SCHUYLER COUNTY--County Administrator Tim O'Hearn gave an update on the vaccination efforts in the county during the Monday, Feb. 8 county legislative meeting. O'Hearn said that Schuyler has devised a very effective plan for vaccination the only holdback is the lack of vaccine across the state and country.
"A lot of positive developments on that front but still slow progress," O'Hearn said. "We are making headway here and I think a lot of this is the outcome of counties across the state screaming 'this is not working,' you need to give us more responsibility and ability to do what we have been trained to do through our public health departments. That message seems to be resonating and it looks like we are seeing some outcomes of that. Happy to report on that, and we are going to see our [vaccine] numbers increase somewhat dramatically in the next few weeks and I would even go so far as to say in three months we will probably be looking for arms not vaccines, we'll have more supply than willing participants, that is my wishful thinking."

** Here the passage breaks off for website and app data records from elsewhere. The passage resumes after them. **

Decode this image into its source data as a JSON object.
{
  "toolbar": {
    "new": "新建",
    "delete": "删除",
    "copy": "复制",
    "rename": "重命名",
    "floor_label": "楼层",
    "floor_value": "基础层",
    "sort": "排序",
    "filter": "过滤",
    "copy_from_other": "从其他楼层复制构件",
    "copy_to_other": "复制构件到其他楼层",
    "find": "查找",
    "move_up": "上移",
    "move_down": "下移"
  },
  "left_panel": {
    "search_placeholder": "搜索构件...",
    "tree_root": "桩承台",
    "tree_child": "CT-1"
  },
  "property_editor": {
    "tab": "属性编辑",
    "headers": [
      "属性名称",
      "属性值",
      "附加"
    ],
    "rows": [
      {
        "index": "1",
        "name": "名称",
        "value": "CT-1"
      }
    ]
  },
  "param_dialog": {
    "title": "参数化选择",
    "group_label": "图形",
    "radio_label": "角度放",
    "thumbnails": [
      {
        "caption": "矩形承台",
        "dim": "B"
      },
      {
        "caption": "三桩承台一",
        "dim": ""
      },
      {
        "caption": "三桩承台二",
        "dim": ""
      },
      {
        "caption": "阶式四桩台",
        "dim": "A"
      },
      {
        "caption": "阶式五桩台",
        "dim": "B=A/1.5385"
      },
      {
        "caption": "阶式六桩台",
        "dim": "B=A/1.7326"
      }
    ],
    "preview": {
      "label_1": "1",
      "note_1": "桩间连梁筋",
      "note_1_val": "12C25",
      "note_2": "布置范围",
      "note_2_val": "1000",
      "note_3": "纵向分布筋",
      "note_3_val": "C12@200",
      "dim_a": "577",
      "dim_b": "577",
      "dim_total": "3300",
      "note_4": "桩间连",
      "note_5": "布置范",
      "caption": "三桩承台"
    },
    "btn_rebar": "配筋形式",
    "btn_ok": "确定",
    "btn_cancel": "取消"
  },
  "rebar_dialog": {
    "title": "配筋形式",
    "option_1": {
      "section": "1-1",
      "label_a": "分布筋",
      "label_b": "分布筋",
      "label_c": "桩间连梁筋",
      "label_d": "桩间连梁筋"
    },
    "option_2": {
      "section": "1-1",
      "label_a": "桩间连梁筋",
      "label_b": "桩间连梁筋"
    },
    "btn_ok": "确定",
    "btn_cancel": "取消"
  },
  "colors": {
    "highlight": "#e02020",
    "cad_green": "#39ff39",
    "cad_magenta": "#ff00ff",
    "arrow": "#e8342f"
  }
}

As of Feb. 8, there have been two new reported positive cases bringing the total to 26 currently active and 10 hospitalizations. Two more deaths were reported in the last week bringing the total to 12.
"On the vaccination front there have been 1,669 residents vaccinated in total in the county which represents 9.3 percent of the population," O'Hearn stated.
O'Hearn added the county has vaccinated a higher percentage of its population than what has been reported statewide.
"If we had vaccine this would be behind us," O'Hearn mentioned of the nation-wide shortage.
Due to the absence of some legislators, a local law was not passed that would have increased salaries for the county sheriff and clerk by three percent for 2022. Despite being 4-2 in favor, with Phil Barnes and Gary Gray voting against, the law failed, as state regulations require any absence or abstention to be counted as no votes.
"My rationale is not contingent on who holds the positions but the responsibilities themselves," O'Hearn said. "Both positions are midpoint or below for both positions (in terms of average salary state-wide) and in my estimation, these are fair salaries for the particular positions."
O'Hearn added he was comfortable adding the increases not only because he expects to unfreeze salaries by then for all employees but also because of his optimism for the county's financial situation going forward.
"2020 will come out better than anticipated (financially) and in 2021 with the progress anticipated and the potential of large events returning, I think it is a safe bet 2022 will be a significantly better year," O'Hearn remarked. "I think 2021 will be better than we budgeted for. I feel very comfortable with the fiscal position of the county at this point both currently and moving forward."
Barnes however stated that he did not share O'Hearn's optimism.
"I am not positive about the future," Barnes said. "I just don't see it with a $15 minimum wage and gas on its way to $4 a gallon."
Gray also voted against a resolution creating a full-time work experience position supervisor under the reasoning that financially the county should be pinching every penny.
"This position is required to fulfill a grant and there is a short window to get it expended as we discussed in committee," O'Hearn added.
At stake, O'Hearn said, is $108,000 in grant money. Gray was the sole vote against.
Shortly before the end of the meeting, O'Hearn took a moment to thank county Public Health Director Deborah Minor, who will retire at the end of February, for all her hard work.
"This has been a most challenging year and Deb rose to the challenge and drove the staff in both Yates and Schuyler," O'Hearn stated. "A lot of our success can be attributed to her leadership."
O'Hearn added Schuyler was, along with Yates County, involved in the decision to hire Minor's replacement, Annmarie Flanagan.
Correction: County Administrator Tim O'Hearn's presentation was incorrectly summarized in the first version of this story. While the county has made many efforts to accelerate community vaccination, it is a slow process that will still take a significant amount of time to complete.
O'Hearn's quote in the second paragraph has been corrected to fix a factual error in the amount of time it will take to have more vaccine supply than demand. O'Hearn said three months, not three weeks as originally reported. The quote in the first version of this story was shortened without noting that fact, and the full quote has now been provided for context.